A clinical trial
investigated the safety and effectiveness of a new drug called upadacitinib in reducing structural joint damage in patients with rheumatoid arthritis.
Rheumatoid arthritis (RA) is a chronic autoimmune disease that affects the joints, causing pain, swelling, and stiffness. Over time, RA can lead to joint damage, which can severely impact a person's quality of life. There are many drugs currently in use for this debilitating disease. Research suggests that a drug called upadacitinib may be able to slow down the progression of joint damage in people with RA.
Upadacitinib works by inhibiting a protein called Janus kinase (JAK), which is involved in the immune response that causes RA. By blocking JAK, upadacitinib can reduce inflammation and slow down the progression of joint damage. However, strong clinical evidence demonstrating the long-term effectiveness of upadacitinib was deficient.
A clinical trial investigated the benefit of using upadacitinib for reducing joint damage in rheumatoid arthritis patients.
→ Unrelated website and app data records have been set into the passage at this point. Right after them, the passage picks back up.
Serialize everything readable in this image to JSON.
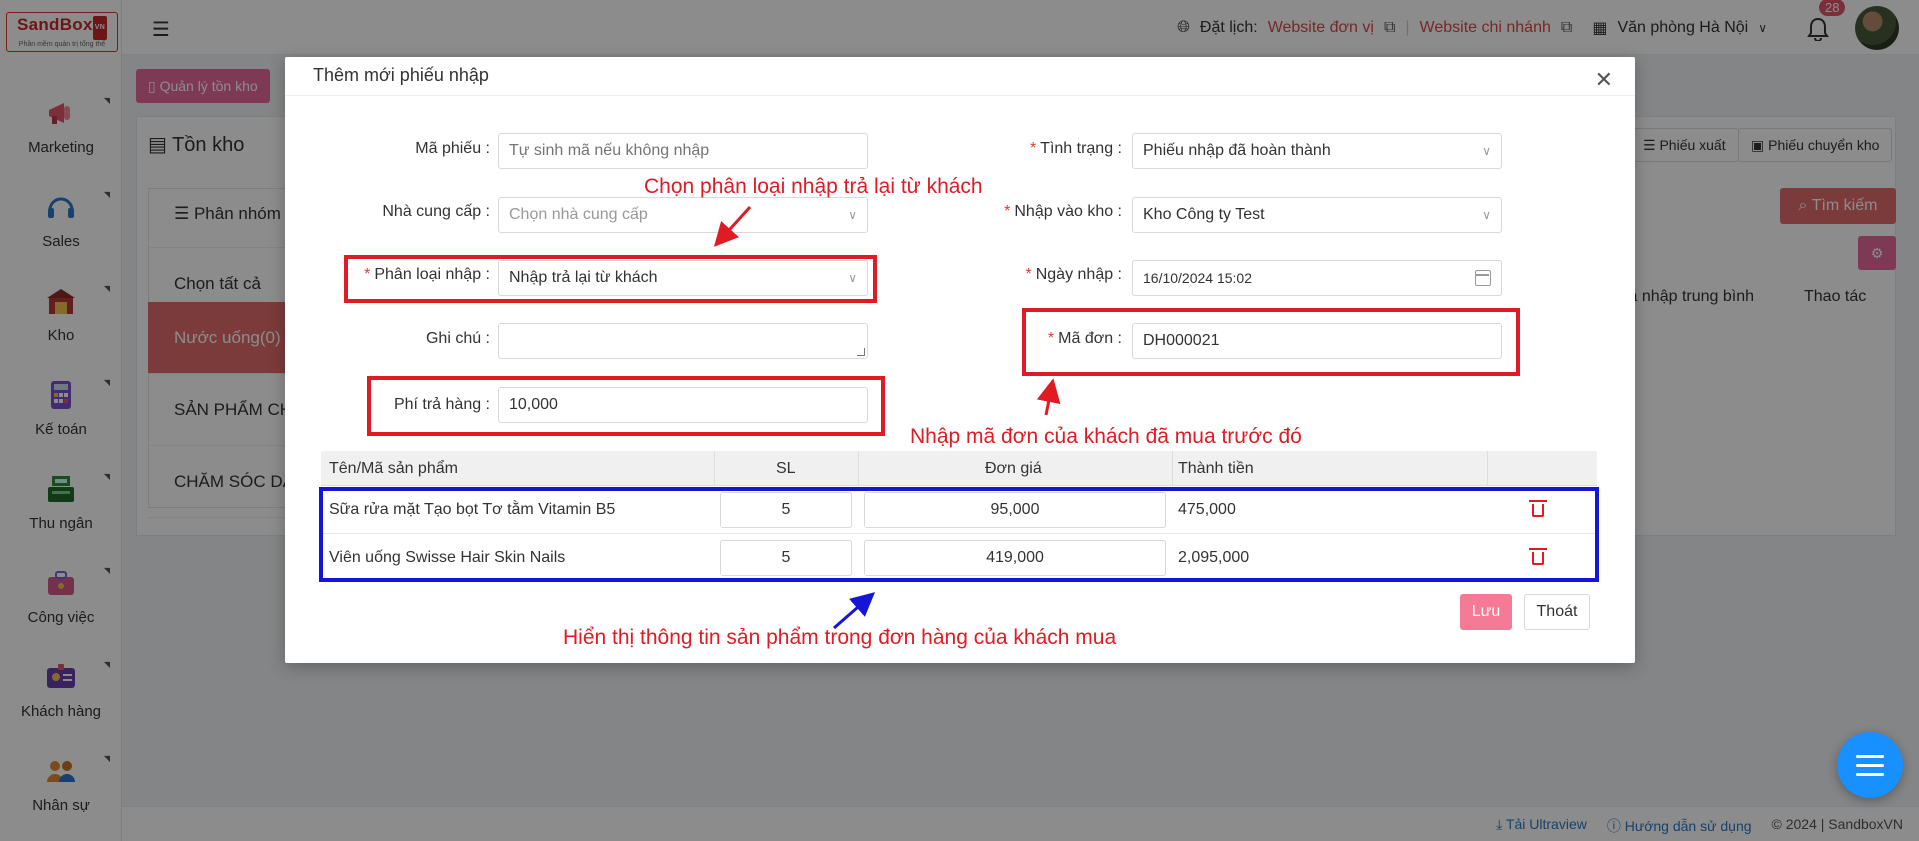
{
  "app": {
    "logo_main": "SandBox",
    "logo_tag": "VN",
    "logo_sub": "Phần mềm quản trị tổng thể"
  },
  "sidebar": {
    "items": [
      {
        "label": "Marketing",
        "icon": "megaphone-icon",
        "color": "#e2566b"
      },
      {
        "label": "Sales",
        "icon": "headset-icon",
        "color": "#2a78c6"
      },
      {
        "label": "Kho",
        "icon": "warehouse-icon",
        "color": "#b23a3a"
      },
      {
        "label": "Kế toán",
        "icon": "calculator-icon",
        "color": "#7b4fd0"
      },
      {
        "label": "Thu ngân",
        "icon": "cash-register-icon",
        "color": "#2e8b3a"
      },
      {
        "label": "Công việc",
        "icon": "briefcase-icon",
        "color": "#d65a8a"
      },
      {
        "label": "Khách hàng",
        "icon": "id-card-icon",
        "color": "#6a3fb0"
      },
      {
        "label": "Nhân sự",
        "icon": "people-icon",
        "color": "#e0893a"
      }
    ]
  },
  "topbar": {
    "schedule_label": "Đặt lịch:",
    "website_unit": "Website đơn vị",
    "website_branch": "Website chi nhánh",
    "office": "Văn phòng Hà Nội",
    "notification_count": "28"
  },
  "background": {
    "page_tab": "Quản lý tồn kho",
    "card_title": "Tồn kho",
    "group_header": "Phân nhóm",
    "groups": [
      "Chọn tất cả",
      "Nước uống(0)",
      "SẢN PHẨM CH",
      "CHĂM SÓC DA"
    ],
    "btn_export": "Phiếu xuất",
    "btn_transfer": "Phiếu chuyển kho",
    "btn_search": "Tìm kiếm",
    "col_avg_price": "iá nhập trung bình",
    "col_actions": "Thao tác"
  },
  "footer": {
    "ultraview": "Tải Ultraview",
    "guide": "Hướng dẫn sử dụng",
    "copyright": "© 2024 | SandboxVN"
  },
  "modal": {
    "title": "Thêm mới phiếu nhập",
    "fields": {
      "ma_phieu_label": "Mã phiếu",
      "ma_phieu_placeholder": "Tự sinh mã nếu không nhập",
      "nha_cung_cap_label": "Nhà cung cấp",
      "nha_cung_cap_placeholder": "Chọn nhà cung cấp",
      "phan_loai_label": "Phân loại nhập",
      "phan_loai_value": "Nhập trả lại từ khách",
      "ghi_chu_label": "Ghi chú",
      "phi_tra_hang_label": "Phí trả hàng",
      "phi_tra_hang_value": "10,000",
      "tinh_trang_label": "Tình trạng",
      "tinh_trang_value": "Phiếu nhập đã hoàn thành",
      "nhap_vao_kho_label": "Nhập vào kho",
      "nhap_vao_kho_value": "Kho Công ty Test",
      "ngay_nhap_label": "Ngày nhập",
      "ngay_nhap_value": "16/10/2024 15:02",
      "ma_don_label": "Mã đơn",
      "ma_don_value": "DH000021"
    },
    "table": {
      "headers": [
        "Tên/Mã sản phẩm",
        "SL",
        "Đơn giá",
        "Thành tiền"
      ],
      "rows": [
        {
          "name": "Sữa rửa mặt Tạo bọt Tơ tằm Vitamin B5",
          "qty": "5",
          "price": "95,000",
          "total": "475,000"
        },
        {
          "name": "Viên uống Swisse Hair Skin Nails",
          "qty": "5",
          "price": "419,000",
          "total": "2,095,000"
        }
      ]
    },
    "btn_save": "Lưu",
    "btn_exit": "Thoát"
  },
  "annotations": {
    "choose_type": "Chọn phân loại nhập trả lại từ khách",
    "enter_order": "Nhập mã đơn của khách đã mua trước đó",
    "show_products": "Hiển thị thông tin sản phẩm trong đơn hàng của khách mua"
  }
}
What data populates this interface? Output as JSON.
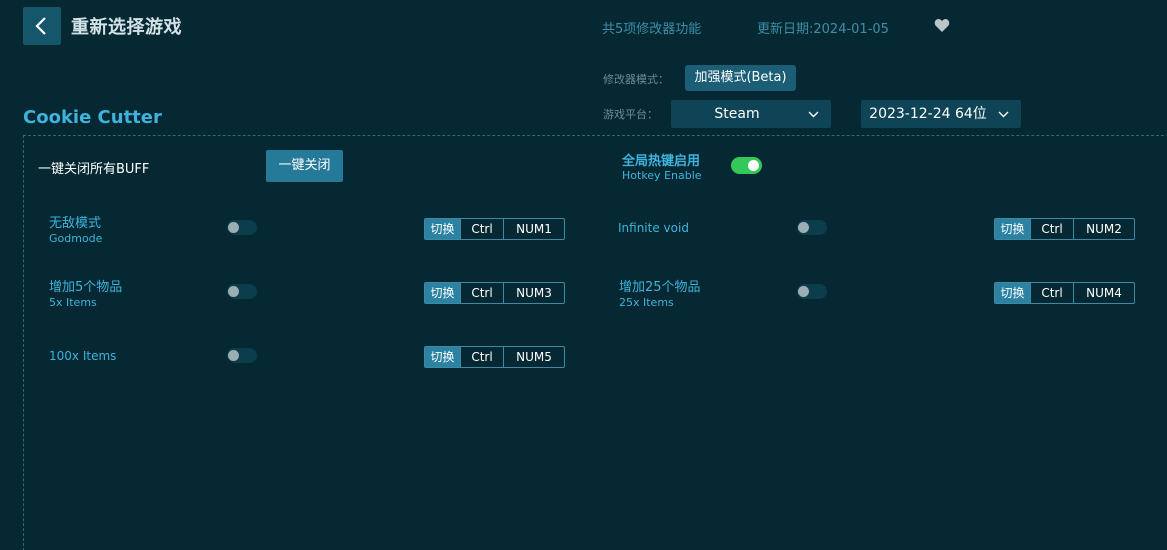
{
  "header": {
    "title": "重新选择游戏",
    "feature_count": "共5项修改器功能",
    "update_date": "更新日期:2024-01-05"
  },
  "mode": {
    "label": "修改器模式：",
    "value": "加强模式(Beta)"
  },
  "platform": {
    "label": "游戏平台：",
    "value": "Steam",
    "version": "2023-12-24 64位"
  },
  "game": {
    "name": "Cookie Cutter"
  },
  "controls": {
    "close_all_label": "一键关闭所有BUFF",
    "close_all_button": "一键关闭",
    "hotkey_enable_cn": "全局热键启用",
    "hotkey_enable_en": "Hotkey Enable",
    "hotkey_enabled": true
  },
  "hotkey_labels": {
    "switch": "切换",
    "ctrl": "Ctrl"
  },
  "cheats": [
    {
      "cn": "无敌模式",
      "en": "Godmode",
      "key": "NUM1",
      "enabled": false
    },
    {
      "cn": "",
      "en": "Infinite void",
      "key": "NUM2",
      "enabled": false
    },
    {
      "cn": "增加5个物品",
      "en": "5x Items",
      "key": "NUM3",
      "enabled": false
    },
    {
      "cn": "增加25个物品",
      "en": "25x Items",
      "key": "NUM4",
      "enabled": false
    },
    {
      "cn": "",
      "en": "100x Items",
      "key": "NUM5",
      "enabled": false
    }
  ],
  "colors": {
    "background": "#052833",
    "accent": "#3fb3dc",
    "toggle_on": "#34c759",
    "button": "#267a99"
  }
}
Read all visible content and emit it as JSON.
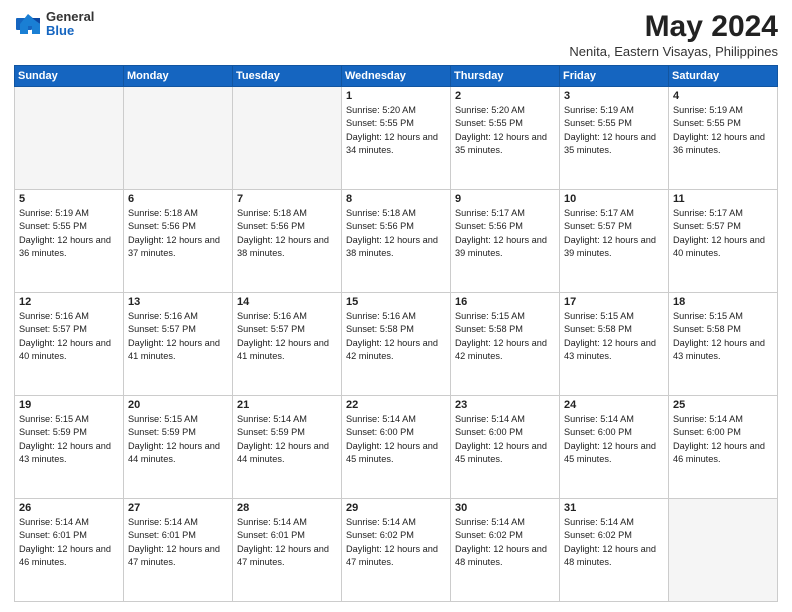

The trial involved 2,574 patients with rheumatoid arthritis enrolled in two ongoing clinical trials. These patients were divided into groups and received either methotrexate alone or in combination with upadacitinib or a placebo. Structural joint damage was determined at the end of 48 weeks by using modified total Sharp score, joint space narrowing, and erosion scores.
After one year, the researchers found that the group of patients who received upadacitinib had significantly less progression of joint damage than the group that received a placebo or methotrexate alone. The joint x-rays done at 1 year demonstrated that upadacitinib significantly inhibited the progression of structural joint damage in these rheumatoid arthritis patients.
These results are significant because they suggest that upadacitinib may be able to slow down the damage that RA does to the joints. This could help people with RA to maintain their mobility and quality of life for longer periods. The results of this study are promising and suggest that upadacitinib could be a valuable treatment option for people with RA.
Upadacitinib may be a valuable treatment option for people with RA who want to slow down the progression of joint damage. The results of this clinical trial provide further support that upadacitinib can significantly reduce joint damage in people with RA, helping them to maintain an active lifestyle and improve their quality of life. If you or a loved one have RA, it's important to talk to your doctor about all of your treatment options, including upadacitinib. Your doctor can help you determine if upadacitinib is right for you based on your individual needs and medical history.